How to Build Your Own Medieval Table

Perhaps you can’t visit Glastonbury nor its ancient glory; but you can make it seem like you’re in King Arthur’s world if you have a medieval table. Here are the instructions on how you can make your dining area appear like the ones from Glastonbury.

Wood needed for the table:

  • 2 pcs. of 2″x8″x8′
  • 2 pcs. of 4″x4″x8′
  • 5 pcs. of 2″x12″x10′
  • 6 pcs. of 2″x4″8′


Step 1: Make the tabletop

Medieval_Table_chairs_clavosTack the three 2″x4″x42″ braces under your four tabletop boards using 2-inch nails. Place them 19 inches from the end. Doing this will secure the braces before you screw them in place. Don’t forget to drill pilot the holes before drilling the wood screws. For this project, you don’t have to countersink your screws because your clavos will cover them later on.

Step 2: Build the legs

Cut the wood pieces for your table’s legs. Use a miter saw to achieve perfect 45-degree angled cuts. If you’re short on gear, then I highly recommend you to get your sawing equipment from Sawing Pros. After cutting, sand the legs. Whatever sanding tool you use is up to you, but I recommend a tabletop belt sander. Next, assemble the legs standing straight up to make sure that the base food platforms are level. Let the 4″x4″ and 2″x4″ braces hold the legs in place. To avoid unwanted gaps, ensure that you apply adequate pressure when you hold it while drilling the screws. If possible, put carpenter’s glue before screwing.

Step 3: Assemble!

Assemble everything without screwing the tabletop to the legs so that you could still sand the tabletop boards further. Make sure the corners of the tabletop are round and soft. You wouldn’t want a sharp medieval table in your dining room. When you assemble, it’s best to get help from other people especially since your materials won’t be light.

After sanding the tabletop, join the base “T” brace from underneath before interlocking it with the table’s legs for more horizontal strength. Let the T brace stabilize the table. It could even serve as a footrest, so that’s hitting two birds with one stone. Apply your favorite finish to your table after.

Step 4: Add the clavos

clavos-decorative-nailsCover all visible screw heads using clavos (decorative nails) to get that medieval look you’ve been aiming for. If you can’t afford a lot, perhaps half would turn out fine. It’s best to use the large ones for your table. A bit of tip, though, it’s ideal to pre-drill a starter hole and put it next to the screw head side to balance out the distance from each other. Remember to place your clavos in the starter hole and turn the cap till it overlaps the screw head. Using a rubber mallet, hammer it in. Don’t worry about the cap; it’ll, later on, level out when it meets the surface. If you used soft wood, be careful about hammering n clavos that come with sharp cap edges.


And that’s it! You can even design benches and chairs that go well with this medieval table.
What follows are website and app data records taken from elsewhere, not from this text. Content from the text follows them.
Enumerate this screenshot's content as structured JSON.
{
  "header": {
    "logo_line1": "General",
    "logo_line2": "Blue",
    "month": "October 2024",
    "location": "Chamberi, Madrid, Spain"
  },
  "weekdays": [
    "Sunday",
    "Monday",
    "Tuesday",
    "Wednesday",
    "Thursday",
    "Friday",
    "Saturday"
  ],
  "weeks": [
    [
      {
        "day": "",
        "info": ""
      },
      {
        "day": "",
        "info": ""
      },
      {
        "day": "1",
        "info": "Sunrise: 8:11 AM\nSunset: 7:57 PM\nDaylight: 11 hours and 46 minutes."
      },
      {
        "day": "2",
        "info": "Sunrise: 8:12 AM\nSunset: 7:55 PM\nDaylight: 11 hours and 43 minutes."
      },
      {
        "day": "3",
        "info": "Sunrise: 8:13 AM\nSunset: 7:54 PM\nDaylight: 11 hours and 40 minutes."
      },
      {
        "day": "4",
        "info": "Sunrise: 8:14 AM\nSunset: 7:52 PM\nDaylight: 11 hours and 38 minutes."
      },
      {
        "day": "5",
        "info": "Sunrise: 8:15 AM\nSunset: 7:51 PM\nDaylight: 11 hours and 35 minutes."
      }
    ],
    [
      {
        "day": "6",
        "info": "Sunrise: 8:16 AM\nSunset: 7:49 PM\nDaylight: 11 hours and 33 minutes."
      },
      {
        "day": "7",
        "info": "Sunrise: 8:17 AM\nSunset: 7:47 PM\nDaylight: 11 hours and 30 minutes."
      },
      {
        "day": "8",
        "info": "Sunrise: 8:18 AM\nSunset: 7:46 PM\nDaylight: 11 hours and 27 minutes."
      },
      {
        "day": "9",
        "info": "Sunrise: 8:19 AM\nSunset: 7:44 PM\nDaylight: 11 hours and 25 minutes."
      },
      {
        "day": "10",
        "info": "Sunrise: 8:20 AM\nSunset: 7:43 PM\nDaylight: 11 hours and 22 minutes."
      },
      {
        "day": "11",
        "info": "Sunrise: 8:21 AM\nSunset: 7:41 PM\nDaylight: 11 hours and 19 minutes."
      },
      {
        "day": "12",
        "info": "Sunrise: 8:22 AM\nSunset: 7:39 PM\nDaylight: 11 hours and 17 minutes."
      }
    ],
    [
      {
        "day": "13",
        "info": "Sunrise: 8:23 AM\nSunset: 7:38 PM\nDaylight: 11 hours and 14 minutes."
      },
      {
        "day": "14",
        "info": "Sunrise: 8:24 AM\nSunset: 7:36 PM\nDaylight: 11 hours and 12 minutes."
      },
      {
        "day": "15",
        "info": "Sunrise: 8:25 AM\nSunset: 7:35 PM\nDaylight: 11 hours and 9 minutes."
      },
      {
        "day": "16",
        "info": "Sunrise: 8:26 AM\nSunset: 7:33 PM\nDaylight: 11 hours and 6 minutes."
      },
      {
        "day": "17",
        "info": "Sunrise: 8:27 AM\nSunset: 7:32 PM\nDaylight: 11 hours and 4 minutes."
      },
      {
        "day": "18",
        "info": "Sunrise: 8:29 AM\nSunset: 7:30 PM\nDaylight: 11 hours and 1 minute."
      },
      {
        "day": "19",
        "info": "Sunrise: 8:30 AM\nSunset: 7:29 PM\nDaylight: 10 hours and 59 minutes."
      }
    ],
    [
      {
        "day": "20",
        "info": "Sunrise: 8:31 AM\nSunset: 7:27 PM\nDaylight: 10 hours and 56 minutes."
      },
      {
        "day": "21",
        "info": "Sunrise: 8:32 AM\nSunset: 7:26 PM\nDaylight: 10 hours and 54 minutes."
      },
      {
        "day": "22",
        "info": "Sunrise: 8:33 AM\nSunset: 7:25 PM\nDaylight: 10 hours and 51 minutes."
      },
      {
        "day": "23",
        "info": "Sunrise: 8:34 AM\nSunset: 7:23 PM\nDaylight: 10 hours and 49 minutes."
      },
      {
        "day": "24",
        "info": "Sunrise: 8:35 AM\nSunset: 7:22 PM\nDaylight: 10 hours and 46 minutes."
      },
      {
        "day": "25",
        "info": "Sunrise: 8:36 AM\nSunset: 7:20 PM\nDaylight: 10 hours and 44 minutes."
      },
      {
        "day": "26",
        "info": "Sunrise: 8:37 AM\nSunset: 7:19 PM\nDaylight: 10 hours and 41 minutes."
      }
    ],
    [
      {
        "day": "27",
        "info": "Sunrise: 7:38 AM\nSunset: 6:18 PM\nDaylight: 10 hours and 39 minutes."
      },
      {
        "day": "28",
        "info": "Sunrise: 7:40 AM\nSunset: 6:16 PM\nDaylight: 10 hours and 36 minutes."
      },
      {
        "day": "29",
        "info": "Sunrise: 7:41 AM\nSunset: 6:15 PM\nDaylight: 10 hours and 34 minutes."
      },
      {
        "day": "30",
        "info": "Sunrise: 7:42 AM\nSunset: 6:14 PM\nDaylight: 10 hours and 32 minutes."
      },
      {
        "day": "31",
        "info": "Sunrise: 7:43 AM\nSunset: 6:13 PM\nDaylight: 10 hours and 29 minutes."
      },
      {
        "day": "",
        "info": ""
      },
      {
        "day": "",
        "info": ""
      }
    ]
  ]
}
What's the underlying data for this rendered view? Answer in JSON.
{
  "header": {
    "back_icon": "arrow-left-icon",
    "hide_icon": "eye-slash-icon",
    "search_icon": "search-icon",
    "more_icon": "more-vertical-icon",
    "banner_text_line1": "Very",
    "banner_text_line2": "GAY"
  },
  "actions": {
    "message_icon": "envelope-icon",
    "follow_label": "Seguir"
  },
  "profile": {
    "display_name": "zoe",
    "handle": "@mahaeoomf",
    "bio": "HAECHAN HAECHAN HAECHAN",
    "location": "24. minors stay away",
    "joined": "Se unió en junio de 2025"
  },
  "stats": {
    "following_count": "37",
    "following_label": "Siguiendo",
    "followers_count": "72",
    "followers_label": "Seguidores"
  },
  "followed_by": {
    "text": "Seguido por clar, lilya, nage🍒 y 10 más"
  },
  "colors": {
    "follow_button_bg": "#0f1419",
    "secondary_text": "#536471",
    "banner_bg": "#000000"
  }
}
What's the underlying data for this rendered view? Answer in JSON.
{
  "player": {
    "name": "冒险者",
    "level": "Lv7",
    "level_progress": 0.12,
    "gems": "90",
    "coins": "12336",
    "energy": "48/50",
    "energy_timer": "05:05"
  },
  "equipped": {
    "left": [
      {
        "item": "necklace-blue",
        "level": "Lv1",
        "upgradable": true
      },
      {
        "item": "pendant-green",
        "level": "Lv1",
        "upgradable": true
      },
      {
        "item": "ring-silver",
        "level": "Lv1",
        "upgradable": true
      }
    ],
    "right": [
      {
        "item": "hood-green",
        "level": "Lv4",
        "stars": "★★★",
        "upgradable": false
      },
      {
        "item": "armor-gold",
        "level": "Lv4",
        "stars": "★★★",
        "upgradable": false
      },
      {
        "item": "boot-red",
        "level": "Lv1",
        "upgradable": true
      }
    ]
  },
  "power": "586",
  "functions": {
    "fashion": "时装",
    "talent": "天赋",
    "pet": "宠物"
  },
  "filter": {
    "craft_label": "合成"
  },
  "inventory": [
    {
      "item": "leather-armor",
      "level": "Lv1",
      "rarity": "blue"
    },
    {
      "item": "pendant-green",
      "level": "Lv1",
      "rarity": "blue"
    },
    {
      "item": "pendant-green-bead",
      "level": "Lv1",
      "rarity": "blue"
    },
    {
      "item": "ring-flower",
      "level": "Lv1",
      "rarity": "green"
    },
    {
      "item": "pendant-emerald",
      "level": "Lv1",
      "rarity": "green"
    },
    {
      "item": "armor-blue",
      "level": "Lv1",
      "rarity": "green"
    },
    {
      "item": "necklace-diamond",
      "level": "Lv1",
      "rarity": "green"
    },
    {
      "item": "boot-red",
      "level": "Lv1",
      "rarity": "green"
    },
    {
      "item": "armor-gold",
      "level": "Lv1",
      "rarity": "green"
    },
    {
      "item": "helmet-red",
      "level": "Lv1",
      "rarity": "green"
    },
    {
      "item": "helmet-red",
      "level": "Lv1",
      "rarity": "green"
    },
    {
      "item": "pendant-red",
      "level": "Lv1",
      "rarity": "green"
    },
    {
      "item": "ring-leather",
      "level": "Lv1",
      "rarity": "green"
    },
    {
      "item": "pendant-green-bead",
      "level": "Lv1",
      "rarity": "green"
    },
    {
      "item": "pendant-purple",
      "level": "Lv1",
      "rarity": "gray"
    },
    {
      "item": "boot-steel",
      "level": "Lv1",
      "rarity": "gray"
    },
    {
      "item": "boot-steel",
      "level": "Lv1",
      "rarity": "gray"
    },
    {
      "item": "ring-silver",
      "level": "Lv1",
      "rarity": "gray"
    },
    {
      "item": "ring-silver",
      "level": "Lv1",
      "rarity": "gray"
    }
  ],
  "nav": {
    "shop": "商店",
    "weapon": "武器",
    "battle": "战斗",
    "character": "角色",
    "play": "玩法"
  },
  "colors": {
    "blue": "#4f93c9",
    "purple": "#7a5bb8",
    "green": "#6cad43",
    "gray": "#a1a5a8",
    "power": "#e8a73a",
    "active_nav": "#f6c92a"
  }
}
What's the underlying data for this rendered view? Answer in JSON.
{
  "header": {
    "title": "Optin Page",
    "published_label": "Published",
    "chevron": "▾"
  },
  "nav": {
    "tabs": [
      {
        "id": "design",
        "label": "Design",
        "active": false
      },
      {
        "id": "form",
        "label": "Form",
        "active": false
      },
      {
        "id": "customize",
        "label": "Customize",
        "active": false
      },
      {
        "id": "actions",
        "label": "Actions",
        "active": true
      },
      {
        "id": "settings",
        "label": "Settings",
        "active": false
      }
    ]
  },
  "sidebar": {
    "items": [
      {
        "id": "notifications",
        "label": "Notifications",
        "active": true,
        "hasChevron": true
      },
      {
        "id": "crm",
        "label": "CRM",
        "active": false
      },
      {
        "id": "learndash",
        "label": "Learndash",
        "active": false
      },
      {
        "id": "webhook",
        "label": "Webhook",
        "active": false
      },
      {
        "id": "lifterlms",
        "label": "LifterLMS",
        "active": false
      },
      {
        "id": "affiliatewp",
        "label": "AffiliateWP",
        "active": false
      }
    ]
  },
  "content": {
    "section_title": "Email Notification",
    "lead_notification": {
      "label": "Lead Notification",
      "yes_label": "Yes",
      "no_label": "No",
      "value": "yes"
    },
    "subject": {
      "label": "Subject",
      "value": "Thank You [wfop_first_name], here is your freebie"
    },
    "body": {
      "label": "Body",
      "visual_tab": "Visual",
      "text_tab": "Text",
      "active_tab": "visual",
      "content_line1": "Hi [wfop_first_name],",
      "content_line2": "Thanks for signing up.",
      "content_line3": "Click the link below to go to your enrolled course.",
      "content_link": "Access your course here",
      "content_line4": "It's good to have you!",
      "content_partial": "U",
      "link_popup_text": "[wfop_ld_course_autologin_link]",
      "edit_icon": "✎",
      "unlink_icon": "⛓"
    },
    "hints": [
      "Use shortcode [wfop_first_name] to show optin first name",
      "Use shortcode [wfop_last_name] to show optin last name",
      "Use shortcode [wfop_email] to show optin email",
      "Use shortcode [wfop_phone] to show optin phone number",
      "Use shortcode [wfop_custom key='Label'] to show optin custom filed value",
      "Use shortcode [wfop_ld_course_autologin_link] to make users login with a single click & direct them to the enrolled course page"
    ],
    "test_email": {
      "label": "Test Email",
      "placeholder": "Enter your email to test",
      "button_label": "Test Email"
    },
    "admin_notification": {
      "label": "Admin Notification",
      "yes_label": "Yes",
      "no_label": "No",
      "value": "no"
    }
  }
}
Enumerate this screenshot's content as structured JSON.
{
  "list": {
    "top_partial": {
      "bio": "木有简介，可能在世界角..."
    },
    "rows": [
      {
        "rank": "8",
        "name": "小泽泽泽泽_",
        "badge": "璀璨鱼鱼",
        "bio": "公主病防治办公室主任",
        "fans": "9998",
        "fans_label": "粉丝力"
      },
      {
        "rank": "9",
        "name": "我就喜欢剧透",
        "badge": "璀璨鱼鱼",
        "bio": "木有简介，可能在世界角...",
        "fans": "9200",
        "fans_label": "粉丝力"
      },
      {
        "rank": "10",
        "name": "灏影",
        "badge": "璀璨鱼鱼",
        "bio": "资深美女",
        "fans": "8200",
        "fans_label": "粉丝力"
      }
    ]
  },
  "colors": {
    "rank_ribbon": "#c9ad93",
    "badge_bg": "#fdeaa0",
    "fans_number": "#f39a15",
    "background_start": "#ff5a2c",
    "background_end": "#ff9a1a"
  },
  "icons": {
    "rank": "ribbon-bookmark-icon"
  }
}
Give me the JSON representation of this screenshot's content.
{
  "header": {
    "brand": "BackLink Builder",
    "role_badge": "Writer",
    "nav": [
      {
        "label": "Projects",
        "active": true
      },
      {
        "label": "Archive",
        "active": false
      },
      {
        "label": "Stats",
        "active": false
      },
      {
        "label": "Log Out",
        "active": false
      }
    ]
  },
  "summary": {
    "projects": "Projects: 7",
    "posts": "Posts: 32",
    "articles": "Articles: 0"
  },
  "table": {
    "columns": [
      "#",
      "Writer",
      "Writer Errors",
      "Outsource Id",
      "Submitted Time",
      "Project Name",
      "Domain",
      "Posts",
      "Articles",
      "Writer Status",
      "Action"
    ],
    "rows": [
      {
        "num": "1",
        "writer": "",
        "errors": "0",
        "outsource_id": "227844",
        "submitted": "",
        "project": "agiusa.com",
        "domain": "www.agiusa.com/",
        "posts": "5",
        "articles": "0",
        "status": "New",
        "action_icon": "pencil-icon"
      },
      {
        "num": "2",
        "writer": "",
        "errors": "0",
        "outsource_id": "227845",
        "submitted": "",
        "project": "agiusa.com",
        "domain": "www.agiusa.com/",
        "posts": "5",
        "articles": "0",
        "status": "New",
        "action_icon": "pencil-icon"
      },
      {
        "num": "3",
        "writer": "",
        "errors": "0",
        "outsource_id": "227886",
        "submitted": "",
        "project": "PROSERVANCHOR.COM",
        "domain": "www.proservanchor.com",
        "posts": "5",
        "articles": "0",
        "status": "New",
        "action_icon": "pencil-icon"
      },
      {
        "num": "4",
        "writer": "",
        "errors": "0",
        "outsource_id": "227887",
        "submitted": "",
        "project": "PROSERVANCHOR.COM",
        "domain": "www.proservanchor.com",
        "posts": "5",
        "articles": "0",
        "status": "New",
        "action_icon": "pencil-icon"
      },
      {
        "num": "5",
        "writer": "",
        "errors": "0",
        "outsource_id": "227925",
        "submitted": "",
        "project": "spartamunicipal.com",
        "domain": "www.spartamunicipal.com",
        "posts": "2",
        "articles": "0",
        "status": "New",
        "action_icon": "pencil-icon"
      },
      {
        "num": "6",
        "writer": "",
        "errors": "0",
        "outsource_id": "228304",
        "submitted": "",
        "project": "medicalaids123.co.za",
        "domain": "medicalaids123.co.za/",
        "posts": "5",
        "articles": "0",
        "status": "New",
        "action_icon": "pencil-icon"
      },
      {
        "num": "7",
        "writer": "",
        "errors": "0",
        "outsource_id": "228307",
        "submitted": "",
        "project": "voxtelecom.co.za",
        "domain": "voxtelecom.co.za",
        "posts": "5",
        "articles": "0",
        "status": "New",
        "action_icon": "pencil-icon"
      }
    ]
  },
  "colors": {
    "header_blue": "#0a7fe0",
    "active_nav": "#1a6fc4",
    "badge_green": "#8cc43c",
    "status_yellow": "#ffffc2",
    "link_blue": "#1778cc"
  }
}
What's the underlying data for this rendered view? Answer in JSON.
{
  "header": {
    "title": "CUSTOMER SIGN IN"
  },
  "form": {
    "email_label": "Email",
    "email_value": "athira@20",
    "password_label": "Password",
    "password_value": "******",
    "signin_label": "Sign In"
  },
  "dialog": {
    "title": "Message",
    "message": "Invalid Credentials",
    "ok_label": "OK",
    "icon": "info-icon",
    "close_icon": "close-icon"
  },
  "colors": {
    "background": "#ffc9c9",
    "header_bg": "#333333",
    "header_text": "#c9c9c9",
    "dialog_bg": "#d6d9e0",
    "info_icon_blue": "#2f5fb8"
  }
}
All you need is a miter saw and creating would be easy as making pie!

The Wonders Of Glastonbury

Glastonbury Tor

Ever heard about Glastonbury?

If you haven’t, now’s the time to hear more about it!

You see, this civil parish in Somerset is a perfect epitome of rich history. It is filled with ancient sites and medieval sites, each of which has its own story to tell. There’s Glastonbury Tor, believed to be King Arthur’s lost kingdom, a hill where the renowned St. Michael’s Tower is located. There’s also Glastonbury Abbey, believed to be King Arthur and Queen Guinevere’s resting place, a monastery where the renowned Lady Chapel is located.

Even more so, there’s The Tribunal – a 15th century house originally built for merchants that is now home to the Glastonbury Antiquarian Society, a museum that features artifacts from the Glastonbury Lake Village of the Iron Age.

You also see, this town in Southwest England is a perfect epitome of vibrant culture. It’s filled with unique communities and novel people, each of which has its own characteristic to showcase. There’s also the Glastonbury Festival, a five-day event that features contemporary performing arts, which is held every last weekend of June at Pilton in Somerset.

What’s more, this festival is deemed the largest festival held on a greenfield in the entire world. Dancers and comedians also perform never-seen-before acts here, while pop artists and rock artists perform never-heard-before music here.

Indeed, now’s the time to hear more about Glastonbury.

Even more so, now’s the time to learn more about its rich history and know more about its vibrant culture – both of which makes Glastonbury a force to reckon with as compared to other civil parishes in Somerset. While other towns in Europe are equally as beautiful as Glastonbury, nothing still compares to people from all walks of life gathering in one single place: the wonderful town of Glastonbury.

What do you think of this blog post? Share your thoughts with us by commenting below!

You can also check out this NFG hat for more on the wonders of Glastonbury.